WORK TO COMPLETE: From the listing below, copy each line that holds "bookmarks".

DATA EXCERPTS:
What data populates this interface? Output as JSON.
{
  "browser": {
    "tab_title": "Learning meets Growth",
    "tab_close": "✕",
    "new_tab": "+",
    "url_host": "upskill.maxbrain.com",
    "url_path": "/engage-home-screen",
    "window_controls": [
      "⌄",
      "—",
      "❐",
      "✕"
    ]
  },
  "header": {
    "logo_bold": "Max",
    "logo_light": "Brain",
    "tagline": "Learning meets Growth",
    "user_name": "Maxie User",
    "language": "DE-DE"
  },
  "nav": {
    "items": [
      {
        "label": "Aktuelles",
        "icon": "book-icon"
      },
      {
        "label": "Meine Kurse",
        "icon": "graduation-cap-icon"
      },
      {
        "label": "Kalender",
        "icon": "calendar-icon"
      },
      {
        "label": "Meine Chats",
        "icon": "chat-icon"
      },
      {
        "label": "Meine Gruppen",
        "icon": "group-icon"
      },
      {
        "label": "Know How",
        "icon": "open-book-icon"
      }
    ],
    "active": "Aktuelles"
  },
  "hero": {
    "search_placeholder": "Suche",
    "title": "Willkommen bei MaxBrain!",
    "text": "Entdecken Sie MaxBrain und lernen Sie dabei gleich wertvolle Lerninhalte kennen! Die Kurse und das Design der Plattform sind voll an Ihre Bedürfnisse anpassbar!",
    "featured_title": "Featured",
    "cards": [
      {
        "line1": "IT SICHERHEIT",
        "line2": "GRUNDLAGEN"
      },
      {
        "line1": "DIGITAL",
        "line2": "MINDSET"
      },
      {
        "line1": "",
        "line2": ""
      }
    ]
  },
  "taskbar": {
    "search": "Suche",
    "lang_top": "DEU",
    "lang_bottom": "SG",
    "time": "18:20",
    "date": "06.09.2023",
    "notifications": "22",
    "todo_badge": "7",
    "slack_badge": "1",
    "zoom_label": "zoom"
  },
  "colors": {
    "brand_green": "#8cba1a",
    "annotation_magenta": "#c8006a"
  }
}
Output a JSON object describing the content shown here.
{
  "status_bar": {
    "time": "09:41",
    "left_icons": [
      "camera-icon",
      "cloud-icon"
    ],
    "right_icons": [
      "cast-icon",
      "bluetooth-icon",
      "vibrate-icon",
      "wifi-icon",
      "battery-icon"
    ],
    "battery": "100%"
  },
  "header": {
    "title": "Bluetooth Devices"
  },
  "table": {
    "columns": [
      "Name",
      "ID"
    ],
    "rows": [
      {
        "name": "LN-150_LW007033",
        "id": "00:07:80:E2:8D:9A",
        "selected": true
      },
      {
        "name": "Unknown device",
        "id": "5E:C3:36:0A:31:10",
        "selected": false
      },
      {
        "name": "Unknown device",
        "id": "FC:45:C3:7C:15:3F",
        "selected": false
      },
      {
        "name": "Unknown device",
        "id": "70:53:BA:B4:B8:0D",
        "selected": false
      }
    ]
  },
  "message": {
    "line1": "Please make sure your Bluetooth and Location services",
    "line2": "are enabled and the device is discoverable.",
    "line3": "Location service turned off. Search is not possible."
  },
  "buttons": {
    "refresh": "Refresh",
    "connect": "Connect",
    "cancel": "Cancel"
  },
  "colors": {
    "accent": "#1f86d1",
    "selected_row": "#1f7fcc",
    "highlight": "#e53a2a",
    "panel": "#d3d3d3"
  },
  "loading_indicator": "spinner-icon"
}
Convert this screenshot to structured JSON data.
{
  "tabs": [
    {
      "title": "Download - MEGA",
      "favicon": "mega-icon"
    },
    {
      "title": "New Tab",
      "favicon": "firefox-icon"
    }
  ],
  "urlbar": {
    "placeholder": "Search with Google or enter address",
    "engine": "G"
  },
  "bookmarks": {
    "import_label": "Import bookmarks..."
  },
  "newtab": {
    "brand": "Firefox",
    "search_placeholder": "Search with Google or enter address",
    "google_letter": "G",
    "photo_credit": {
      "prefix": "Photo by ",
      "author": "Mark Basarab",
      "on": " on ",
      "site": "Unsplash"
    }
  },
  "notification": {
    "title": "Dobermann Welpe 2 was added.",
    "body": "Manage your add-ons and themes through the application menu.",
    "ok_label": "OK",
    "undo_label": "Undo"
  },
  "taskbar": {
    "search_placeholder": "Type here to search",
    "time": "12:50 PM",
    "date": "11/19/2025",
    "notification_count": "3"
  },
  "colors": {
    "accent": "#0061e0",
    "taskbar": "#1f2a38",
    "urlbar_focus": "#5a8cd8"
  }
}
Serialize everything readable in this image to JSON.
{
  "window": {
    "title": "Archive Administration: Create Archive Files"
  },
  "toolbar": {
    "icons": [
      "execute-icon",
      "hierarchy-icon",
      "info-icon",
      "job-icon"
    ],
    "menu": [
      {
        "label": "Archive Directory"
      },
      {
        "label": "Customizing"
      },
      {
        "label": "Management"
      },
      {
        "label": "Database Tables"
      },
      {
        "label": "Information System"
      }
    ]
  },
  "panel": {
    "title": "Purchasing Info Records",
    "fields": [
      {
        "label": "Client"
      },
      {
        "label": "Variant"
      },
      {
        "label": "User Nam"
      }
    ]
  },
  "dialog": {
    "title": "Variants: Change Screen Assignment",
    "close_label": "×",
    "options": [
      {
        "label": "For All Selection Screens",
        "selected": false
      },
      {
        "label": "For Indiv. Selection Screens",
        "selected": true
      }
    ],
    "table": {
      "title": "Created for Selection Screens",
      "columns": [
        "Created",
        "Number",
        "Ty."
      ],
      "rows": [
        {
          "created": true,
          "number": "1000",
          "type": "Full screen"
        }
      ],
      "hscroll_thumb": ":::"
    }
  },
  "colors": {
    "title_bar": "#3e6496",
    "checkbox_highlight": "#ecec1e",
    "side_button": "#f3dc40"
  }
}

SOLVED EXERCISE:
  "bookmarks": {
    "import_label": "Import bookmarks..."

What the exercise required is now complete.